Every line of the entries below that mentions "this" is to be copied out.
[Available data]
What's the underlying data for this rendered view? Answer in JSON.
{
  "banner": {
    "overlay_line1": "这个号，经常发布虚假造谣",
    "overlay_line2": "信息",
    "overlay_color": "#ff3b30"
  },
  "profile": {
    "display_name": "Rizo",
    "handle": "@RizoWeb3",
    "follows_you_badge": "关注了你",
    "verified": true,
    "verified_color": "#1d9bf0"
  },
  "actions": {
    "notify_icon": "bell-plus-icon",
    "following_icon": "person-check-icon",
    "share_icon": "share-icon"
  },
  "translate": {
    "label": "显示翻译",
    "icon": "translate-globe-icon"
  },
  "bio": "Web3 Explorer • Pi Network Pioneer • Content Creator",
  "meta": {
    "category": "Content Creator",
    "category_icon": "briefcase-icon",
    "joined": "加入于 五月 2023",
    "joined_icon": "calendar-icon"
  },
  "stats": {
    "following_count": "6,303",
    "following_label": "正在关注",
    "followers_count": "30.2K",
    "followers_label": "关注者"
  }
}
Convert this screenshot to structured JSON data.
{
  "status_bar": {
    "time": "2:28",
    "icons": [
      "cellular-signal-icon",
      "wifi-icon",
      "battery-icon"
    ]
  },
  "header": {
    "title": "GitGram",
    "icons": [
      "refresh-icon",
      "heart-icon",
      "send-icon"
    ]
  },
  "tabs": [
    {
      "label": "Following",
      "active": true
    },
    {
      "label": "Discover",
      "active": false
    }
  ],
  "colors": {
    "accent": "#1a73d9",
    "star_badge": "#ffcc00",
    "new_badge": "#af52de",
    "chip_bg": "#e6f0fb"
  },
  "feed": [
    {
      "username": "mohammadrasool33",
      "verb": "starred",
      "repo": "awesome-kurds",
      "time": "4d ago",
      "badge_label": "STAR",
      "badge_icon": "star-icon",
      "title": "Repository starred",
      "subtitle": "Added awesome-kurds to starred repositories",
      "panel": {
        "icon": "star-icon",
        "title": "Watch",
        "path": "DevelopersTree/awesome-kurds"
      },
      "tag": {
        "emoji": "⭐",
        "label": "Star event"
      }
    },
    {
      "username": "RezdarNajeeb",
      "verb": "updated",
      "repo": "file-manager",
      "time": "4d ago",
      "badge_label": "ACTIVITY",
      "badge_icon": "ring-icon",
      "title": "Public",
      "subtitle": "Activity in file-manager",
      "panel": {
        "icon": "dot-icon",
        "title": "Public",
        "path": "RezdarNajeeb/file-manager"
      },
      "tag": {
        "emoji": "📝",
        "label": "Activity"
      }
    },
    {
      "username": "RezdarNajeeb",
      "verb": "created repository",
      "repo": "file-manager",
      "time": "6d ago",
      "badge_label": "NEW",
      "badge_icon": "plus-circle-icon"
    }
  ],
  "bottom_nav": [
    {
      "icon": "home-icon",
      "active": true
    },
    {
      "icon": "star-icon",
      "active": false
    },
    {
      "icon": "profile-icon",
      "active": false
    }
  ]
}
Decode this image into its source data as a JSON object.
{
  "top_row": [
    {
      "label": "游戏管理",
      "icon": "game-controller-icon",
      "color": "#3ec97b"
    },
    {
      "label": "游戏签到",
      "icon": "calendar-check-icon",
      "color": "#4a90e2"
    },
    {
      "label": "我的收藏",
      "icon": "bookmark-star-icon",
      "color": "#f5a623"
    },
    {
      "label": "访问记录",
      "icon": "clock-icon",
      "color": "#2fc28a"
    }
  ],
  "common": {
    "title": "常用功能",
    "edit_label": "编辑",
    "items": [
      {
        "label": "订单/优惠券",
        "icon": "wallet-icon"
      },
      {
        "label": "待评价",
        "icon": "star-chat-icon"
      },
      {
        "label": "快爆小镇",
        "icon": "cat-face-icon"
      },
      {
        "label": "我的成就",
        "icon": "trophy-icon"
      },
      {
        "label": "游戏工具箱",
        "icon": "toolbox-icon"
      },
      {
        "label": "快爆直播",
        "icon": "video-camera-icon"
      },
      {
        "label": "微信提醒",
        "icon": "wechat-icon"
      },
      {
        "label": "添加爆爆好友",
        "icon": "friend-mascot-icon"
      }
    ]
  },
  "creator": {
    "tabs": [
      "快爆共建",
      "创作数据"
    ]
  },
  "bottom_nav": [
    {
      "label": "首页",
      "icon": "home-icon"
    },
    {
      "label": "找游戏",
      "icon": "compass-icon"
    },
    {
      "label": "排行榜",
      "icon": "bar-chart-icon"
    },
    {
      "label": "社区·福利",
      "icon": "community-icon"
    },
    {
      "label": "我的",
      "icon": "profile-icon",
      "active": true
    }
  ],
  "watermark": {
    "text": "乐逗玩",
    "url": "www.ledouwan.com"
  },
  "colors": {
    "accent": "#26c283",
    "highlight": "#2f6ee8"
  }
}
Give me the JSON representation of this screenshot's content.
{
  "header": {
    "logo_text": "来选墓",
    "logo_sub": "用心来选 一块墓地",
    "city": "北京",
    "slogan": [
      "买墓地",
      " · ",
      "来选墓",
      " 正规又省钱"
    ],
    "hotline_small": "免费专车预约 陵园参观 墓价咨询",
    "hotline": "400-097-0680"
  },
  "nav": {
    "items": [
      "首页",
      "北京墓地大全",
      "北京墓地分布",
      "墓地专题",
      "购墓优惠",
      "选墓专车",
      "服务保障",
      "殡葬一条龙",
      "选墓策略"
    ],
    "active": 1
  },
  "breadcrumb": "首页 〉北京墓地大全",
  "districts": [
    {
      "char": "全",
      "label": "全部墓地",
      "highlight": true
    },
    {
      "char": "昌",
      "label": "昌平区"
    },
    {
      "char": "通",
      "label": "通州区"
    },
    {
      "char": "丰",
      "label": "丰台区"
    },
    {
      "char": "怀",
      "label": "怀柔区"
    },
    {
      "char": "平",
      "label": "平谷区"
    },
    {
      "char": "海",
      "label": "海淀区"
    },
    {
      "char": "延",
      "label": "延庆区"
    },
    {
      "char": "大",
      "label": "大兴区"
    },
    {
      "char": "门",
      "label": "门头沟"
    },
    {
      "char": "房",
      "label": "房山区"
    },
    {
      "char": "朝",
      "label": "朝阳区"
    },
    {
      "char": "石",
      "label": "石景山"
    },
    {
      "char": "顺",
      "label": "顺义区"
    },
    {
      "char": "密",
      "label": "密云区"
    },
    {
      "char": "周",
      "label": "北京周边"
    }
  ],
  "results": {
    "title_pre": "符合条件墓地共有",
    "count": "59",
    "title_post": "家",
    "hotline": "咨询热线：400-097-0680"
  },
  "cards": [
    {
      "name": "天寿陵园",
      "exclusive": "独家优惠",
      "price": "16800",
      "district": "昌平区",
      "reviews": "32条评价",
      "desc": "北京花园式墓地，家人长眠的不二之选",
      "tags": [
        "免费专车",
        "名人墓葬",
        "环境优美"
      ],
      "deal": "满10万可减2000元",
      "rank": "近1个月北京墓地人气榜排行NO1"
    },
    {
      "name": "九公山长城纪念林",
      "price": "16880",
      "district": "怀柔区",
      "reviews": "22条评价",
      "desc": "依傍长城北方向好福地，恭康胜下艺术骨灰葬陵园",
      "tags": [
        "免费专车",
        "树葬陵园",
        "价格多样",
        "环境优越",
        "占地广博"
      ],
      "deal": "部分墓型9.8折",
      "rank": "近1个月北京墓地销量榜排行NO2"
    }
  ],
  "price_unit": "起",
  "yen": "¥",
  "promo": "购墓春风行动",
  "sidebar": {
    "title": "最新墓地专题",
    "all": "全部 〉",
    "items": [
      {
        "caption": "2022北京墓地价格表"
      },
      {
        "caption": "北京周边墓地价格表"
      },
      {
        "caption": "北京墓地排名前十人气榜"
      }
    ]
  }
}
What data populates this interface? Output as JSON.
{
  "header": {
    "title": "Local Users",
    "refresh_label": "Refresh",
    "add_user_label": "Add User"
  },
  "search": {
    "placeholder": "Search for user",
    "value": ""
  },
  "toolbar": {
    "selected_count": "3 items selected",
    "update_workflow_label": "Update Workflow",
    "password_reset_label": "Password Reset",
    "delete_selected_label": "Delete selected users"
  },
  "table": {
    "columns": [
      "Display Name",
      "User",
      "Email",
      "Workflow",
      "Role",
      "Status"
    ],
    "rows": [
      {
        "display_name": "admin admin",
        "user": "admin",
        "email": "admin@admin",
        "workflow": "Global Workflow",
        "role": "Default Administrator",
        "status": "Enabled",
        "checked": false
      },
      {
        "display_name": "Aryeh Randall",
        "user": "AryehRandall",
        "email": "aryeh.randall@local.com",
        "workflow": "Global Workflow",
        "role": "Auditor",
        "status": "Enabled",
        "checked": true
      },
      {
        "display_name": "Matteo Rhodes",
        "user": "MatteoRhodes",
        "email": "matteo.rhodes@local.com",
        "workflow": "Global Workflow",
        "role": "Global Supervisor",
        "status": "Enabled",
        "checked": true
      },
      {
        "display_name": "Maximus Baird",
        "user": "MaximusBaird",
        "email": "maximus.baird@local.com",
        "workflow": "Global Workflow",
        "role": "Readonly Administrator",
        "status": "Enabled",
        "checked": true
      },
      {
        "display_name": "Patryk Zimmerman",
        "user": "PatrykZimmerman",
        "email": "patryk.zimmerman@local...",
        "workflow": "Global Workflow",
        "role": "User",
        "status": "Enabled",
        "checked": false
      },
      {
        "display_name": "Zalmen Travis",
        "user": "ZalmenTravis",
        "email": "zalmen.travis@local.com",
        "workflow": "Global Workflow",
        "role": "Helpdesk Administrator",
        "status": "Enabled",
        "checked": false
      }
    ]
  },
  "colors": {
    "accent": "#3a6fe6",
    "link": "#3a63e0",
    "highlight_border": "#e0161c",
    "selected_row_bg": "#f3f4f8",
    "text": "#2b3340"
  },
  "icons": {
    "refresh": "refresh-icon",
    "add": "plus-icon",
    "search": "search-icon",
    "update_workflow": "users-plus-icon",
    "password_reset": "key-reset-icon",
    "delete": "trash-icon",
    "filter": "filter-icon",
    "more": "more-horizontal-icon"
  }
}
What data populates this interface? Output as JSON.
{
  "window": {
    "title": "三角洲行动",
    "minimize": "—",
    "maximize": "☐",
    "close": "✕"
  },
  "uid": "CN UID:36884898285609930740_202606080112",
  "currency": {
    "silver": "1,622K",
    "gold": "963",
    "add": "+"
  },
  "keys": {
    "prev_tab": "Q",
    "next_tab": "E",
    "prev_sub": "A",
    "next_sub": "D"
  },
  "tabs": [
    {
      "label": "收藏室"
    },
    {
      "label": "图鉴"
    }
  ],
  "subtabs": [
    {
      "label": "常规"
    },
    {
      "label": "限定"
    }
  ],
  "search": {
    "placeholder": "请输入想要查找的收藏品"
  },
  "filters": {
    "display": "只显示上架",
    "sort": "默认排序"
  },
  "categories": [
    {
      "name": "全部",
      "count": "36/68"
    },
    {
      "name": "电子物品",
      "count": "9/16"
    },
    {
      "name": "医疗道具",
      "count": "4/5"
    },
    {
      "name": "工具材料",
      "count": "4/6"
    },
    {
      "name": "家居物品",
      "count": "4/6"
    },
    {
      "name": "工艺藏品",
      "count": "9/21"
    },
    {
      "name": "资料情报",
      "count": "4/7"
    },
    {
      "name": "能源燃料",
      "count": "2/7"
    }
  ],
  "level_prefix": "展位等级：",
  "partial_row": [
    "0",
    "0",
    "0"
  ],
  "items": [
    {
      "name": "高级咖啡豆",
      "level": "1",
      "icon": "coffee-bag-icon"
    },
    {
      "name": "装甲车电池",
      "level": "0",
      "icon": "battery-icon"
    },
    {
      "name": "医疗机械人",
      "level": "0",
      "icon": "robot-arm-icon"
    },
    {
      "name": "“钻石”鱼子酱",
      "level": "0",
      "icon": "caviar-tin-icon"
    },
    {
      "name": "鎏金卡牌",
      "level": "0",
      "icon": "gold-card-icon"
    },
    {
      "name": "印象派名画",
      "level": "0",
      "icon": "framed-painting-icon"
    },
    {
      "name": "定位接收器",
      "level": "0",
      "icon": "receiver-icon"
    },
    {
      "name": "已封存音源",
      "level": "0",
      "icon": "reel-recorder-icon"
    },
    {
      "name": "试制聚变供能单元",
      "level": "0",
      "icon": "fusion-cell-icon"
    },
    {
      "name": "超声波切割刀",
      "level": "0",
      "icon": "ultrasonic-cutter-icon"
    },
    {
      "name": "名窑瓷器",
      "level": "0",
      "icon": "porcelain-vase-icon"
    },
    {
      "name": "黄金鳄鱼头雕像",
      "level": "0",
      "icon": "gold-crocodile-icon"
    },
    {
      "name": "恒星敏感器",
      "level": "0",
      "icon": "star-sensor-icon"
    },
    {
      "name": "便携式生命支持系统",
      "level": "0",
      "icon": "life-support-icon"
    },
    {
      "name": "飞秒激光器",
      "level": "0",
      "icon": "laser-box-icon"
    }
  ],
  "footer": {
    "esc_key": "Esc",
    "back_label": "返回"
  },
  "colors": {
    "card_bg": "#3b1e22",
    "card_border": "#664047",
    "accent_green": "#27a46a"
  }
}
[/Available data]
[Response to the task]
What's the underlying data for this rendered view? Answer in JSON.
Convert this screenshot to structured JSON data.
Decode this image into its source data as a JSON object.
Give me the JSON representation of this screenshot's content.
What data populates this interface? Output as JSON.
What data populates this interface? Output as JSON.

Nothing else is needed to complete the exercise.